(Beginning of Source records)

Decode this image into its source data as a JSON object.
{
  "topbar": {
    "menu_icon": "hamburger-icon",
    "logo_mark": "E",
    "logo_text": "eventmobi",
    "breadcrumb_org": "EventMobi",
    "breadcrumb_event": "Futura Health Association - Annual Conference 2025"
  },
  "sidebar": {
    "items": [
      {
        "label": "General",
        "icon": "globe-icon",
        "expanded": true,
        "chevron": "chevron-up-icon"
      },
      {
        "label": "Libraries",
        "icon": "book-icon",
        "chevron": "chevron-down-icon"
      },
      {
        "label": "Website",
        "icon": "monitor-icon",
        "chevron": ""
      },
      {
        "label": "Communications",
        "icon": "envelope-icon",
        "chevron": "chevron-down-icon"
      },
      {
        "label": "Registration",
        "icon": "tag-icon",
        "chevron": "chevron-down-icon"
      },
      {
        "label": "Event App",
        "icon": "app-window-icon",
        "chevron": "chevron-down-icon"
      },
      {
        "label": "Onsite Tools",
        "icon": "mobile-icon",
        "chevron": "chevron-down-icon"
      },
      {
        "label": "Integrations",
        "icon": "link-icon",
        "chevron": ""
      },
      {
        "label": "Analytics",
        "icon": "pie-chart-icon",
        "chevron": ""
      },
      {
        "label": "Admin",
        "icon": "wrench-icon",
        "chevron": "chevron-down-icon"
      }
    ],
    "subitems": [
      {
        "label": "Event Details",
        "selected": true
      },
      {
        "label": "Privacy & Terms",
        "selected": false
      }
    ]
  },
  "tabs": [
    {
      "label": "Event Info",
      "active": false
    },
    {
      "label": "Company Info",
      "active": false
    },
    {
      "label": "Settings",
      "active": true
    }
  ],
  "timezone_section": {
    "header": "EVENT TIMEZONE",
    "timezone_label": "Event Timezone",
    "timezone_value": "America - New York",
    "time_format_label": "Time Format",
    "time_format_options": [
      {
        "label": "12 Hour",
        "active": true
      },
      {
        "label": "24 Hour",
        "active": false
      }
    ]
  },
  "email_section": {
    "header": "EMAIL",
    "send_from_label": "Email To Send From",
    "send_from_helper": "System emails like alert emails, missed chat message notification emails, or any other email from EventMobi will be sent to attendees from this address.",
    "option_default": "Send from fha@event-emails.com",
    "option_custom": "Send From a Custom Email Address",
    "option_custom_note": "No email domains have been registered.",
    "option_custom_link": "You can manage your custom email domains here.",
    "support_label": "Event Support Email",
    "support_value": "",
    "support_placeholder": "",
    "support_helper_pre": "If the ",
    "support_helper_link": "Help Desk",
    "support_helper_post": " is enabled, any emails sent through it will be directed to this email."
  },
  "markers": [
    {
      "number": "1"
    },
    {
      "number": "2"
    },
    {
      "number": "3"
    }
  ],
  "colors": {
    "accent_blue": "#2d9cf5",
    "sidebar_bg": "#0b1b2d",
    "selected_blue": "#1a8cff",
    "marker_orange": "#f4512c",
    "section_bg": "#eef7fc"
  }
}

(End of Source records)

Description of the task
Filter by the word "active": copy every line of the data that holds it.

Solution
      "active": false
      "active": false
      "active": true
        "active": true
        "active": false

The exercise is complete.